State the count of lines in this material that hold the string "headline" and add nothing.

--

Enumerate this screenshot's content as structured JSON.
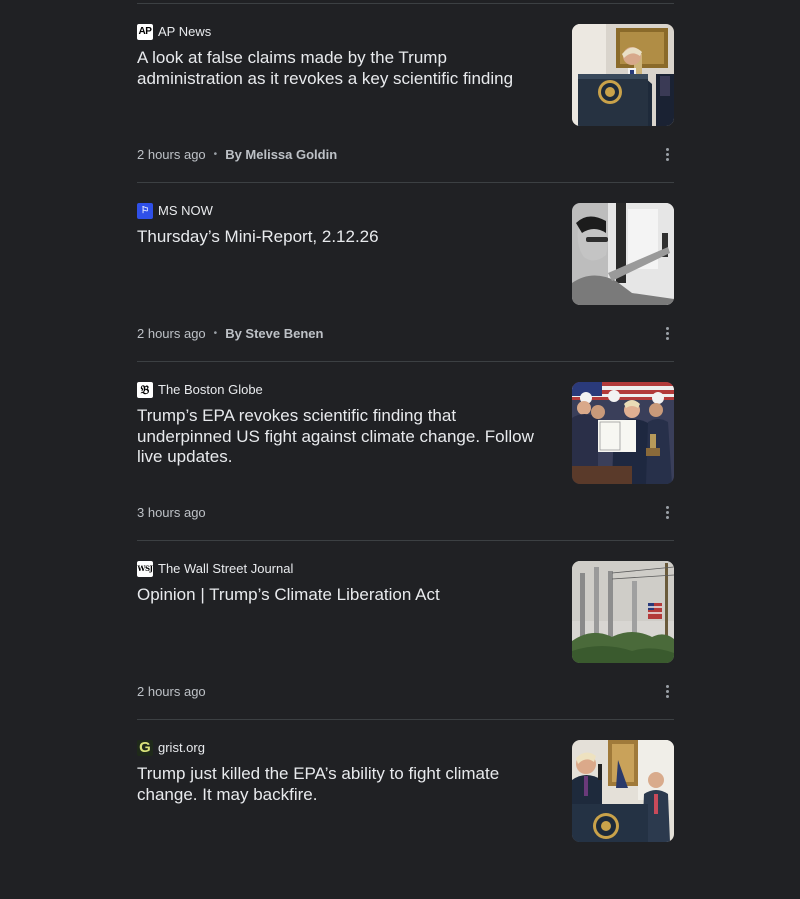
{
  "articles": [
    {
      "source": "AP News",
      "logo_text": "AP",
      "logo_icon": "ap-news-logo-icon",
      "headline": "A look at false claims made by the Trump administration as it revokes a key scientific finding",
      "time": "2 hours ago",
      "author": "By Melissa Goldin"
    },
    {
      "source": "MS NOW",
      "logo_text": "⚐",
      "logo_icon": "ms-now-logo-icon",
      "headline": "Thursday’s Mini-Report, 2.12.26",
      "time": "2 hours ago",
      "author": "By Steve Benen"
    },
    {
      "source": "The Boston Globe",
      "logo_text": "𝔅",
      "logo_icon": "boston-globe-logo-icon",
      "headline": "Trump’s EPA revokes scientific finding that underpinned US fight against climate change. Follow live updates.",
      "time": "3 hours ago",
      "author": ""
    },
    {
      "source": "The Wall Street Journal",
      "logo_text": "WSJ",
      "logo_icon": "wsj-logo-icon",
      "headline": "Opinion | Trump’s Climate Liberation Act",
      "time": "2 hours ago",
      "author": ""
    },
    {
      "source": "grist.org",
      "logo_text": "G",
      "logo_icon": "grist-logo-icon",
      "headline": "Trump just killed the EPA’s ability to fight climate change. It may backfire.",
      "time": "",
      "author": ""
    }
  ],
  "colors": {
    "background": "#202124",
    "divider": "#3c4043",
    "text_primary": "#e8eaed",
    "text_secondary": "#bdc1c6"
  }
}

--

▸ **FINISHED EXERCISE**
5